Did you know? Five little known facts about Noel Coward
- Although he loved to paint, Coward was actually allergic to oil paints and consequently always painted wearing gloves.
- Dora Bryan is still a household name of the British theatre, but things could have been different . . . when Coward met an up and coming actress called Dora Broadbent he suggested her surname was perhaps not suitable for a West End calibre actress and she changed it. Perhaps this was the push that saw her finally on the road to success?
- In 1965 Coward underwent mild cosmetic surgery – one of the first men to do so.
- The distinguished writer R D Blackmore – author of Lorna Doone – was godfather to Noel’s older brother Russell. When asked if he would be godfather to Noel he declined, saying that as four of his five godchildren had died (including Russell) he felt perhaps he was a bad choice of godparent.
- Coward had no formal music training and although he did take singing lessons to work on his technique, he was a self-taught pianist who never took a single piano lesson in his whole life.
Noel Coward: A Life
- Born Teddington 16th December 1899
- The middle of three sons. The eldest, Russell, died of meningitis before Noel was born. The youngest, Eric, died of cancer aged only 28.
- In 1927 he bought Goldenhurst Farm in Kent with its surrounding 150 acres, and moved in his mother, father and two maiden aunts Ida and Vida.
- In 1947 he built a house in Jamaica. After being swamped with visitors he built a second house, Firefly, which became his home and his retreat.
- He shared thirty years of his life with his long-time partner Graham Pynn, but never publicly acknowledged his homosexuality, for fear of offending his public
- Died in Jamaica in 1973.

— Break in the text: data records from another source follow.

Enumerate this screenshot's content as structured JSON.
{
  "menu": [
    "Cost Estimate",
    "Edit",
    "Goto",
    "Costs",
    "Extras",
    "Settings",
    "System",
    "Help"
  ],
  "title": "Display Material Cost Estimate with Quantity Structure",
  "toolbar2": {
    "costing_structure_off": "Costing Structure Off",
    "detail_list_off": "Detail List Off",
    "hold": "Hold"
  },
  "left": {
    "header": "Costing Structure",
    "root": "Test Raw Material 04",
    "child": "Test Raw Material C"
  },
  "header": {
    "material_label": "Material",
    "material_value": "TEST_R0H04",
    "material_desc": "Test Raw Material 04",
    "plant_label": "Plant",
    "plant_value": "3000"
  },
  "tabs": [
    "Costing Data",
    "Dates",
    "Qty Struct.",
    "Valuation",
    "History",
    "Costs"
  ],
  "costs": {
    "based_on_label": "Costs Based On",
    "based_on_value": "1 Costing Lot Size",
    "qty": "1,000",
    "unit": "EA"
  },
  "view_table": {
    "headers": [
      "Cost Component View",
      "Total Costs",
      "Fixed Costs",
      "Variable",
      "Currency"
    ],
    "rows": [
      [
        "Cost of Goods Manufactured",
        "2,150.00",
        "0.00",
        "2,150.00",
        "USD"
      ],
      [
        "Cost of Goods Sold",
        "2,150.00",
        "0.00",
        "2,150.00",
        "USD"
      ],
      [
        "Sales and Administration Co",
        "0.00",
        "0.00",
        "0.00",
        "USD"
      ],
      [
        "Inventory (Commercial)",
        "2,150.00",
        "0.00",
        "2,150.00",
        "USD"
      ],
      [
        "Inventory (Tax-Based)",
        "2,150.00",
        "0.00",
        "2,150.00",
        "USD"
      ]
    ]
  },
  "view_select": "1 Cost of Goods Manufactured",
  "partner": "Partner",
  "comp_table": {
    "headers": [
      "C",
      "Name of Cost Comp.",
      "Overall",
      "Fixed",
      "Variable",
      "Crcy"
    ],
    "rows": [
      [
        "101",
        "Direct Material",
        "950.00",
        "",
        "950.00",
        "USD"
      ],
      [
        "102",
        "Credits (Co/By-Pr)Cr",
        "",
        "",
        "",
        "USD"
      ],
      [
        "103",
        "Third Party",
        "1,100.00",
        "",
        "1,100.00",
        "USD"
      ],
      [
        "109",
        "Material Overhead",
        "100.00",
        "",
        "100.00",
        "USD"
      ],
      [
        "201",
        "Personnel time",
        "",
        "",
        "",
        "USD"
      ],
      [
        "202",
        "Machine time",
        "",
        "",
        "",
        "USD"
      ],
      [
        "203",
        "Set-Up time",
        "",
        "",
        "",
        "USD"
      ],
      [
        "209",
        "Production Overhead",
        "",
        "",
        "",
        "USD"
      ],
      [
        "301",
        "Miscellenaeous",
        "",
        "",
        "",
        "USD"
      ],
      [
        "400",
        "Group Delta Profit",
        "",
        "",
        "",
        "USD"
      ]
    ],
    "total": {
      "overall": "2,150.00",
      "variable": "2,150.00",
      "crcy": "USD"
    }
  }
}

For more information about Noel Coward’s life and work, take a look at www.noelcoward.net – the website of the Noel Coward Society.